“They never gave me a date,” the park’s director said.
Although the Green Energy Park is clearly Exhibit A for a majority of commissioners anxious to publicly flex their conservative muscles, Muth might have picked up a somewhat unlikely ally: Interim County Manager Chuck Wooten, the darling of the conservative trio of commissioners.
Wooten was picked to temporarily replace County Manager Ken Westmoreland after the three newcomers showed him the door. (Or, that’s what Westmoreland said happened. Debnam claimed the veteran government administrator volunteered to leave on his own.)
Wooten, in addition to having a majority of the board’s blessing, brings 30 years of experience in managing Western Carolina University’s budget and the nimbleness required to survive in that position.

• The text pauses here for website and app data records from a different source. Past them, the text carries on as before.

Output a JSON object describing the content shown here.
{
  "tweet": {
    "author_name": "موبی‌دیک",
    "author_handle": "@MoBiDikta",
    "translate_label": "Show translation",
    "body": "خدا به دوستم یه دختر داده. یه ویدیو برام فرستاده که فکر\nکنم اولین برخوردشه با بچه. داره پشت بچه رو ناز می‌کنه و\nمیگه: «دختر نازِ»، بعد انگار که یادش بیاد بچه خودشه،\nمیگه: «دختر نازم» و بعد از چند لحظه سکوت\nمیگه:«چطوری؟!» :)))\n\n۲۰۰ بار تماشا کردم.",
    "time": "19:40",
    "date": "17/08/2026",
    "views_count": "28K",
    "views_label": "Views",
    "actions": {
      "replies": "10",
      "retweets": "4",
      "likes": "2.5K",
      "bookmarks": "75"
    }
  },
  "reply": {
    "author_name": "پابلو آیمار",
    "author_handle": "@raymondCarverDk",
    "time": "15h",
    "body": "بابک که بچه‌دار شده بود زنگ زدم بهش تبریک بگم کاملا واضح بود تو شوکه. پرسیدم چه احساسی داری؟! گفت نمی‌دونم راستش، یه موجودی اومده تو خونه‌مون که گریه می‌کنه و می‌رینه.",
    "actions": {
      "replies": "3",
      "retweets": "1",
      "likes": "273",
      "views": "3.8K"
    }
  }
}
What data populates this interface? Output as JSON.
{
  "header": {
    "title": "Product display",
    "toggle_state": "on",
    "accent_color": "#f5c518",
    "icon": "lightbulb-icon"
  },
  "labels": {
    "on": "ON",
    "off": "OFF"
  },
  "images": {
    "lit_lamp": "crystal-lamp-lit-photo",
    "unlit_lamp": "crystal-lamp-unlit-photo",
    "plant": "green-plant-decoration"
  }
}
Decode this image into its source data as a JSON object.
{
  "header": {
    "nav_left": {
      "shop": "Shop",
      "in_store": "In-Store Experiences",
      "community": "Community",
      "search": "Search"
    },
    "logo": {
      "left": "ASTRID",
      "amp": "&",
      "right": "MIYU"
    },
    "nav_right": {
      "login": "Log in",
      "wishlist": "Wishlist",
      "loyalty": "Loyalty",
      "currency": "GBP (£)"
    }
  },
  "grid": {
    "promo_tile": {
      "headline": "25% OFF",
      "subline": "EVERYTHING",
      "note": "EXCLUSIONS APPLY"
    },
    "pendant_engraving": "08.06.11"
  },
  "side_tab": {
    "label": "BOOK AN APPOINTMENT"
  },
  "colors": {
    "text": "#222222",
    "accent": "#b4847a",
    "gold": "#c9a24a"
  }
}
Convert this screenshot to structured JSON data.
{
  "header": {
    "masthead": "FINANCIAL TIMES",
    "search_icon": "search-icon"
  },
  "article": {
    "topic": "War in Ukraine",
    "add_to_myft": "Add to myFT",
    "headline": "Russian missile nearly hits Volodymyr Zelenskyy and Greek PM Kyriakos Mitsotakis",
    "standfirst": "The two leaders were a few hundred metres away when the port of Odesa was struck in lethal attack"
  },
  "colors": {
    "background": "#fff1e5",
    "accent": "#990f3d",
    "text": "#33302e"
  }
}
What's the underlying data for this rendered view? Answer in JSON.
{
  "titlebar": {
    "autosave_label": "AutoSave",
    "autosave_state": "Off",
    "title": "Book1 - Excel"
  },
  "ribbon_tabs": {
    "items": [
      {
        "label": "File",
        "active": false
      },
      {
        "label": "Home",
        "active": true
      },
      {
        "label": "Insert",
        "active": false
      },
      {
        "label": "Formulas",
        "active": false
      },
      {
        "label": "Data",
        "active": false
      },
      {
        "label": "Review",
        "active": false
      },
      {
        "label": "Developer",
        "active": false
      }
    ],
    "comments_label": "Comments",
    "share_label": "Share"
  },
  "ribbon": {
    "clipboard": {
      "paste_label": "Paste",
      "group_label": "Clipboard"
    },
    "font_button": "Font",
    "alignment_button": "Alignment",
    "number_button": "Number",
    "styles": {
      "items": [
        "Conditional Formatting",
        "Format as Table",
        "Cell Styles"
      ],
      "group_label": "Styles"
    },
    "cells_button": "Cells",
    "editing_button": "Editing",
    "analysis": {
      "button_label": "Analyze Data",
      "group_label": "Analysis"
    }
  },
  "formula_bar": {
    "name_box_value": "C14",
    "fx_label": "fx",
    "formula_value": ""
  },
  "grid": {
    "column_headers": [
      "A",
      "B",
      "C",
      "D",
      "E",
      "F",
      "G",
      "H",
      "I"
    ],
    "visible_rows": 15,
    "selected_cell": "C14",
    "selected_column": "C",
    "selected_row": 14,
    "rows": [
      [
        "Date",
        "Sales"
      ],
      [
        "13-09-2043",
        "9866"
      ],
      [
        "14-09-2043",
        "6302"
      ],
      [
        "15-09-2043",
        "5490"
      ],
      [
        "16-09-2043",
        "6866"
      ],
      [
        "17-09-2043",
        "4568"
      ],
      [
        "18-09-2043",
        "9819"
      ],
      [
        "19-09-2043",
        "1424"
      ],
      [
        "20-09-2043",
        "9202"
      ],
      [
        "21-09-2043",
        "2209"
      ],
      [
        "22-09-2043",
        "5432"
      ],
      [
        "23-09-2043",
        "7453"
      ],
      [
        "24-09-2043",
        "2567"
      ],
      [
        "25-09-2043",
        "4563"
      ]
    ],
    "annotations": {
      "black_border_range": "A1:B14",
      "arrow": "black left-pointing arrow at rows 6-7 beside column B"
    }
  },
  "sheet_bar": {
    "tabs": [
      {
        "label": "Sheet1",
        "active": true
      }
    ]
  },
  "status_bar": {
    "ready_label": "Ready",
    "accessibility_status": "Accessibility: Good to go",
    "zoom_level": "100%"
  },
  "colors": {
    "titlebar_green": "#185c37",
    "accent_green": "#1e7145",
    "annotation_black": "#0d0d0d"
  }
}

In other words, Wooten has virtually unassailable financial credentials, vast political know-how, and an ability to leave the job of county manager at any point if his relations with the board prove untenable.
“Tim and I have met a couple of times, and I have had the opportunity to visit the Green Energy Park and take a tour, so I have a better understanding of what’s going on,” Wooten emailed The Smoky Mountain News in response to questions about the park.
“We’re going to hold on the request for filling the position until we can complete the cost analysis,” he wrote. “I’m going to propose to the commissioners that they have a work session on possibly the afternoon of Jan. 28, and the Green Energy Park would be one of the items for discussion. I think we can complete our fact-finding by then and provide some better information to the commissioners for their consideration. …It’s obvious to me that the Green Energy Park can probably not be self-sustaining in the short term but when we consider some of the indirect benefits of the park then the numbers become more manageable.”
Wooten this week said he does not feel Jackson County is the point of actually abandoning the project, but rather re-examining and rescaling the venture. The interim county manager said he needs, with Muth’s help, to understand commitments made on previous grants — particularly, would the county have to repay money in the event of changes to the Green Energy Park?
County contributions to Green Energy Park
• 2006-2007 – $100,000.
• 2007-2008 – $210,000.
• 2008-2009 – $447,383.
• 2009-2010 – $264,530.
• 2010-2011 – $218,422.